“This is good for you,” Anton said. I didn’t believe him at the time, I would have done anything to back out of this hike. Too late, I was already halfway up a dangerous slide which was too treacherous to go down, no way out but up…
The day started off in the nicest way possible. We woke naturally without the pressure of an alarm early and decided which mountain(s) to hike. The idea was to go for Zealand, but the access road is still closed. No problem, there are plenty of mountains to climb. “How about we hike the Tripyramids?” Anton suggested. It was a peakbag, I would knock two more peaks off my list so I said yes. In addition it was in the southern white mountains which would make our drive a lot shorter.

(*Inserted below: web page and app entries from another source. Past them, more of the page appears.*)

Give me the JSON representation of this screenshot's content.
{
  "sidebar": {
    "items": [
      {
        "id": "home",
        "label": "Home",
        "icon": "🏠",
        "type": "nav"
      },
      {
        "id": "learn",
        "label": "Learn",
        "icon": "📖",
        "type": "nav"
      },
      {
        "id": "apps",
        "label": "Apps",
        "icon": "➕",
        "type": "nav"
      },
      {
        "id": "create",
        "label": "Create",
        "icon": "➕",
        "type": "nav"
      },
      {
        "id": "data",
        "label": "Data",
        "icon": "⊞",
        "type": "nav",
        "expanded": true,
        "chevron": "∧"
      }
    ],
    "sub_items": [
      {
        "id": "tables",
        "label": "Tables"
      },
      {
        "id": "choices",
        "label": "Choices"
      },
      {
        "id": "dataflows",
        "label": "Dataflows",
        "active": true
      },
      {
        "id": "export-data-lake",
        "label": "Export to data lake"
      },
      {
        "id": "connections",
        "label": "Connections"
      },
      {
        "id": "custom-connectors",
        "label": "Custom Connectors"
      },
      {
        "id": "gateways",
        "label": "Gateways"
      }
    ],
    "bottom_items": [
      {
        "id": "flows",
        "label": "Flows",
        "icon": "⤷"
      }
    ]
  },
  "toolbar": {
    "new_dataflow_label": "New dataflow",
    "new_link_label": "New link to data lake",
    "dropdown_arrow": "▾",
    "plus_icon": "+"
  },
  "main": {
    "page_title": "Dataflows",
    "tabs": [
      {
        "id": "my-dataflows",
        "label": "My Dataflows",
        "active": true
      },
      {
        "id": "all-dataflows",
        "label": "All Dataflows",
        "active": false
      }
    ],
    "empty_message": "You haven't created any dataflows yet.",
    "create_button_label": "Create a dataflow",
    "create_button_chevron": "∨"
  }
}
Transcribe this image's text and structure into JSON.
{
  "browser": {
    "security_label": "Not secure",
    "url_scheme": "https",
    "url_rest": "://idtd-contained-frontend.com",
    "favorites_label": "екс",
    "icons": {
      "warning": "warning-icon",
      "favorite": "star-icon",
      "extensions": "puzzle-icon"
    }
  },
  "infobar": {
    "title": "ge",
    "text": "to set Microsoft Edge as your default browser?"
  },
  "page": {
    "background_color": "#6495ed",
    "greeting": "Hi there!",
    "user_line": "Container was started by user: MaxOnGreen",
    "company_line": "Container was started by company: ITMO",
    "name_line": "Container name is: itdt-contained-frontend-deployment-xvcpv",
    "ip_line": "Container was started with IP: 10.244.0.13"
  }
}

I knew this day would be difficult, I was warned by many. Anton suggested we go up the Scaur Trail, I was determined to hike up the slide on North Tripyramid. How bad could it be?
The Mad River rushed past us with fresh snow melt from the peaks above. Dried out stream beds were full and the trees were blossoming. Finally spring has arrived.
We started on Livermore Road which eventually merged with the Tripoli Road Trail. The trail was rugged and poorly maintained. It looks like a trail crew hasn’t been through for several years based on the rotted fallen trees and faded trail markers.
As we ascended it became rockier and more barren until eventually we were led to a huge 3/4 mile slide. I thought I could handle it, but the slide brought out the worst in me. Now we were in the direct sunlight and it felt like I was back in the Utah desert. Hot, dry, arid. Dust flew up in the air with the occasional gust of wind and covered me. I slipped and fell, I panted and couldn’t move, frozen in fear. Anton didn’t touch me, he knew better. When I am that scared I don’t like to be touched.
After a few minutes of cowering I finally found my footing again. I was bleeding, covered in dirt and grime. Did I care? Not really, I was just glad I wasn’t seriously injured. That could put a damper on my plans!
Despite my fear we kept going. About 45 minutes later after slipping again I started crying. I was terrified, shaking, and convinced I wouldn’t make it. To top it off we heard rustling from a larger animal in the woods beside us. Anton had me sit down, he talked to me and calmed me for a while. He said, “After this hike, you will be grateful for the experience.” I was feeling down on myself, it was too dangerous to go down the slide, there was only one way to escape…follow the trail up. I focused on one phrase, ‘I won’t die up here.’ This may not be the biggest, baddest mountain out there, but let me tell you North Tripyramid had me thinking the worst.
As we approached the last 1/4 miles of the slide I started to calm. We were halfway done with the worst part of the day. I found something that resembled a trail and did switchbacks to make my way. We stopped a lot so we wouldn’t exhaust ourselves. I thought of the bright side…‘Such a beautiful day…At least there is no ice…I don’t hear the animal anymore…I have cell service, cool.’
Then we made our way into a wooded trail. A sight for sore eyes. After another 15 minutes up hill (in the snow!) we finally got to the top of a very underwhelming North Tripyramid summit. No view, all of that for nothing. Oh well, at least we could enjoy a lunch of sardines, cheese, crackers, and olives! Yummy! I made the mistake of looking at my phone 3:30. It took us 3.5 hours to do a 1/2 mile slide. No wonder why I was in such misery. I slipped on my microspikes and we continued down the trail to Middle Tripyramid. Nothing crazy here, just a good old ridge trail. There was a gorgeous overlook on Middle Tripyramid! And now we have officially crossed off two more 4,000 footers! South sadly does not count because it isn’t prominent enough.
The way down South Tripyramid started as… a slide trail. This one wasn’t nearly as long or grueling, but my ankles hurt! Personally, I was just happy to be in the forest again and off those mountains. This doesn’t happen my friends, I like being on the mountain more than anything. It started cooling like a late October day.
We got back to the car at 8pm on the dot. We started at 9am. 11 miles in 11 hours, a slow time for me, but for good reason. Anton was right, I was grateful for the experience, these mountains were good for me. If I can do that, I wonder what else I am capable of?
Trail tips: This trail is not for beginners or for the faint of heart. I consider myself to be courageous, I do things that would make most people gasp, but these mountains almost chewed me up and spit me out again. They will break your heart with their beauty though. If you get some experience under your belt and it’s a dry day, give it a try!